In 1978, RED HOT and FLYIN’ SAUCERS ROCK ‘N ROLL were covered by Robert Gordon and Link Ray, which led to Riley’s comeback and further recording at SUN Studio and a full-time return to performing.  His album "Hot Damn" (Capricorn, 1997) was nominated for a Grammy.  In 2006, he released a country CD, Hillbilly Rockin' Man. The album “Billy Lee Riley Sings The Blues” (see photo) was released in The Netherlands in a limited edition.  This album along with the original “stampers” is on display in the Rock' n Roll & Blues Heritage Museum in Clarksdale.
Billy Lee Riley played rock and country, but he was a blues man at heart.

Not something I would usually post but there are some excellent blues tracks from the 60's that have been mistakenly attributed to black American blues artists.

1 comment:

LakerCrazy said...

Thanks X...Sad to hear of the passing of Billy Lee Riley.I used to work with a Rockbilly band and they wanted to cover "Flyin’ Saucers Rock ‘N Roll" after hearing Robert Gordon's version.I found them the original Billy Lee Riley version...and they were knocked out.
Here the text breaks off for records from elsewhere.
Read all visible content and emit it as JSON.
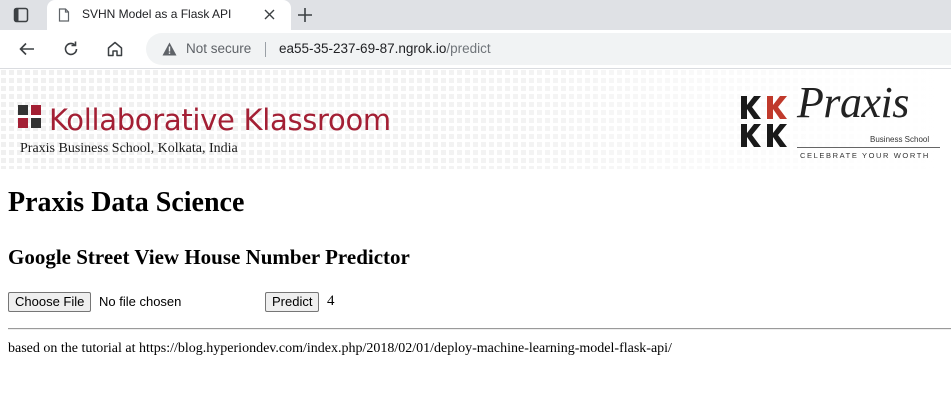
{
  "browser": {
    "tab_title": "SVHN Model as a Flask API",
    "security_label": "Not secure",
    "url_host": "ea55-35-237-69-87.ngrok.io",
    "url_path": "/predict"
  },
  "banner": {
    "brand_title": "Kollaborative Klassroom",
    "brand_subtitle": "Praxis Business School, Kolkata, India",
    "praxis_name": "Praxis",
    "praxis_sub": "Business School",
    "praxis_tagline": "CELEBRATE YOUR WORTH"
  },
  "page": {
    "heading": "Praxis Data Science",
    "subheading": "Google Street View House Number Predictor",
    "choose_file_label": "Choose File",
    "no_file_text": "No file chosen",
    "predict_label": "Predict",
    "prediction": "4",
    "footer_text": "based on the tutorial at https://blog.hyperiondev.com/index.php/2018/02/01/deploy-machine-learning-model-flask-api/"
  },
  "colors": {
    "brand_red": "#a31f34",
    "chrome_gray": "#dfe1e5"
  }
}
Whenever they played it...the crowd went crazy.Jump forward to a couple of years ago, I was walking into see Imelda May & Darrell Higham (her husband) play a show when I noticed a guy struggling to carry 3 guitar cases in the show.I offered a hand...and to make a long story short he was personally delivering 3 Classic Fenders that Darrell had bought from him in LA. This was Imelda's last show before heading back to Ireland so hence the delivery. Got to talking to the guy and discovered he used to own a studio in LA in '60's...everybody played there...he said the best guitar player he ever heard play wasn't James Burton...but a guy I probably had never heard of....Billy Lee Riley! Rest In Peace Billy, your music will live forever.